Knysna fire damage insurance remains a burning issue for some residents

The recent blazes in June this year that devastated Knysna and Plettenberg Bay caused seven deaths and destroyed at least 1 000 properties. In the aftermath, many residents were relieved in the knowledge that their homes and contents – their largest assets – were insured appropriately.

Yet it seems some are left somewhat smoldering and hot under the collar after discovering that their policy was insufficient to cover the costs – they were under-insured. Now they’re taking the legal route. One of Knysna’s prominent attorneys is handling a number of insurance-related cases previously not seen this time last year, involving claims for damages against insurance brokers.

Insurance brokers, as financial advisers, are governed by a code of conduct and more than most operate with integrity and transparency. They do a comprehensive financial needs analysis, ask relevant questions and recommend the most appropriate policies in the best interests of their clients. Yet the attorney explained that some ‘fly-by-night’ brokers can quickly sell you a wonderful idea. The minute you’ve signed the policy, they take their commission and they’re gone.

A case in point involved one Knysna resident whose house burnt down and had to pay a penalty on the final settlement amount, as the premium paid over many years was based on incorrect details in the policy. Another case saw a foreign national with a holiday home face a shortfall to rebuild because the insurance was apparently based on the home’s market value. The attorney added that a financial needs analysis should have been done to take into account the actual cost of rebuilding a home.

It’s understandable that disgruntled under-insured clients are sometimes fast to blame their broker/insurer, but they often fail to assume some responsibility in terms of checking the precise details and adequacy of their policy cover. Thus, the onus is also on the client to take the time to read their policy carefully (and not to forget the fine print) and consult with their insurer on a regular basis. The industry also has mechanisms that provide a safeguard and it is also self-regulated to ensure every insured party is treated fairly. What’s more, the ombudsman is always available as an intermediary to intervene when necessary.

Recently, the Knysna municipality held an insurance open day for owners of affected households and businesses. This was to provide support and assistance with claim queries by engaging directly with insurance companies, the insurance ombudsman and other relevant parties.

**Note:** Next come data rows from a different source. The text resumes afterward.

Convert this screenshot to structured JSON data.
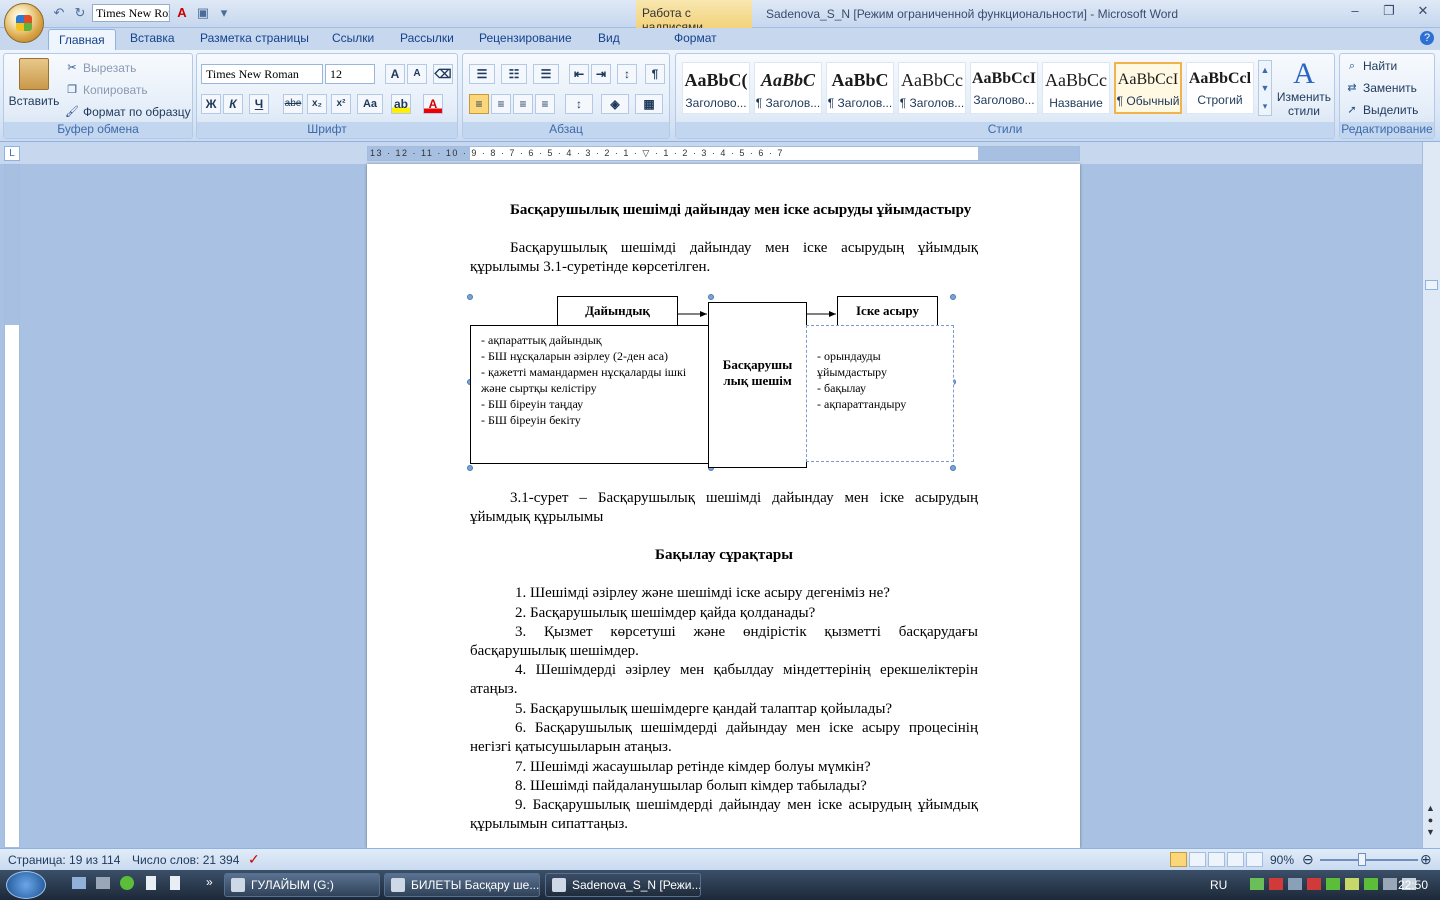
{
  "qat": {
    "font_name": "Times New Roman"
  },
  "titlebar": {
    "context_tab": "Работа с надписями",
    "title": "Sadenova_S_N [Режим ограниченной функциональности] - Microsoft Word"
  },
  "tabs": [
    "Главная",
    "Вставка",
    "Разметка страницы",
    "Ссылки",
    "Рассылки",
    "Рецензирование",
    "Вид",
    "Формат"
  ],
  "ribbon": {
    "clipboard": {
      "paste": "Вставить",
      "cut": "Вырезать",
      "copy": "Копировать",
      "format_painter": "Формат по образцу",
      "label": "Буфер обмена"
    },
    "font": {
      "family": "Times New Roman",
      "size": "12",
      "bold": "Ж",
      "italic": "К",
      "underline": "Ч",
      "strike": "abe",
      "sub": "x₂",
      "sup": "x²",
      "case": "Aa",
      "label": "Шрифт"
    },
    "paragraph": {
      "label": "Абзац"
    },
    "styles": {
      "label": "Стили",
      "change": "Изменить стили",
      "items": [
        {
          "sample": "AaBbC(",
          "name": "Заголово..."
        },
        {
          "sample": "AaBbC",
          "name": "¶ Заголов..."
        },
        {
          "sample": "AaBbC",
          "name": "¶ Заголов..."
        },
        {
          "sample": "AaBbCc",
          "name": "¶ Заголов..."
        },
        {
          "sample": "AaBbCcI",
          "name": "Заголово..."
        },
        {
          "sample": "AaBbCc",
          "name": "Название"
        },
        {
          "sample": "AaBbCcI",
          "name": "¶ Обычный"
        },
        {
          "sample": "AaBbCcl",
          "name": "Строгий"
        }
      ]
    },
    "editing": {
      "find": "Найти",
      "replace": "Заменить",
      "select": "Выделить",
      "label": "Редактирование"
    }
  },
  "ruler": {
    "h_ticks": "13 · 12 · 11 · 10 · 9 · 8 · 7 · 6 · 5 · 4 · 3 · 2 · 1 · ▽ · 1 · 2 · 3 · 4 · 5 · 6 · 7"
  },
  "document": {
    "heading": "Басқарушылық шешімді дайындау мен іске асыруды ұйымдастыру",
    "intro": "Басқарушылық шешімді дайындау мен іске асырудың ұйымдық құрылымы 3.1-суретінде көрсетілген.",
    "diagram": {
      "prep_title": "Дайындық",
      "prep_items": [
        "- ақпараттық дайындық",
        "- БШ нұсқаларын әзірлеу (2-ден аса)",
        "- қажетті мамандармен нұсқаларды ішкі және сыртқы келістіру",
        "- БШ біреуін таңдау",
        "- БШ біреуін бекіту"
      ],
      "center": "Басқарушы лық шешім",
      "impl_title": "Іске асыру",
      "impl_items": [
        "- орындауды ұйымдастыру",
        "- бақылау",
        "- ақпараттандыру"
      ]
    },
    "caption": "3.1-сурет – Басқарушылық шешімді дайындау мен іске асырудың ұйымдық құрылымы",
    "questions_title": "Бақылау сұрақтары",
    "questions": [
      "1. Шешімді әзірлеу және шешімді іске асыру дегеніміз не?",
      "2. Басқарушылық шешімдер қайда қолданады?",
      "3. Қызмет көрсетуші және өндірістік қызметті басқарудағы басқарушылық шешімдер.",
      "4. Шешімдерді әзірлеу мен қабылдау міндеттерінің ерекшеліктерін атаңыз.",
      "5. Басқарушылық шешімдерге қандай талаптар қойылады?",
      "6. Басқарушылық шешімдерді дайындау мен іске асыру процесінің негізгі қатысушыларын атаңыз.",
      "7. Шешімді жасаушылар ретінде кімдер болуы мүмкін?",
      "8. Шешімді пайдаланушылар болып кімдер табылады?",
      "9. Басқарушылық шешімдерді дайындау мен іске асырудың ұйымдық құрылымын сипаттаңыз."
    ]
  },
  "status": {
    "page": "Страница: 19 из 114",
    "words": "Число слов: 21 394",
    "zoom": "90%"
  },
  "taskbar": {
    "items": [
      "ГУЛАЙЫМ (G:)",
      "БИЛЕТЫ Басқару ше...",
      "Sadenova_S_N [Режи..."
    ],
    "lang": "RU",
    "time": "22:50"
  }
}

This experience, albeit a sad and devastating one, is also a valuable life lesson for all the insured across the country on just how important it is to constantly evaluate your policy and update it if necessary to mitigate as many potential risks and losses as possible.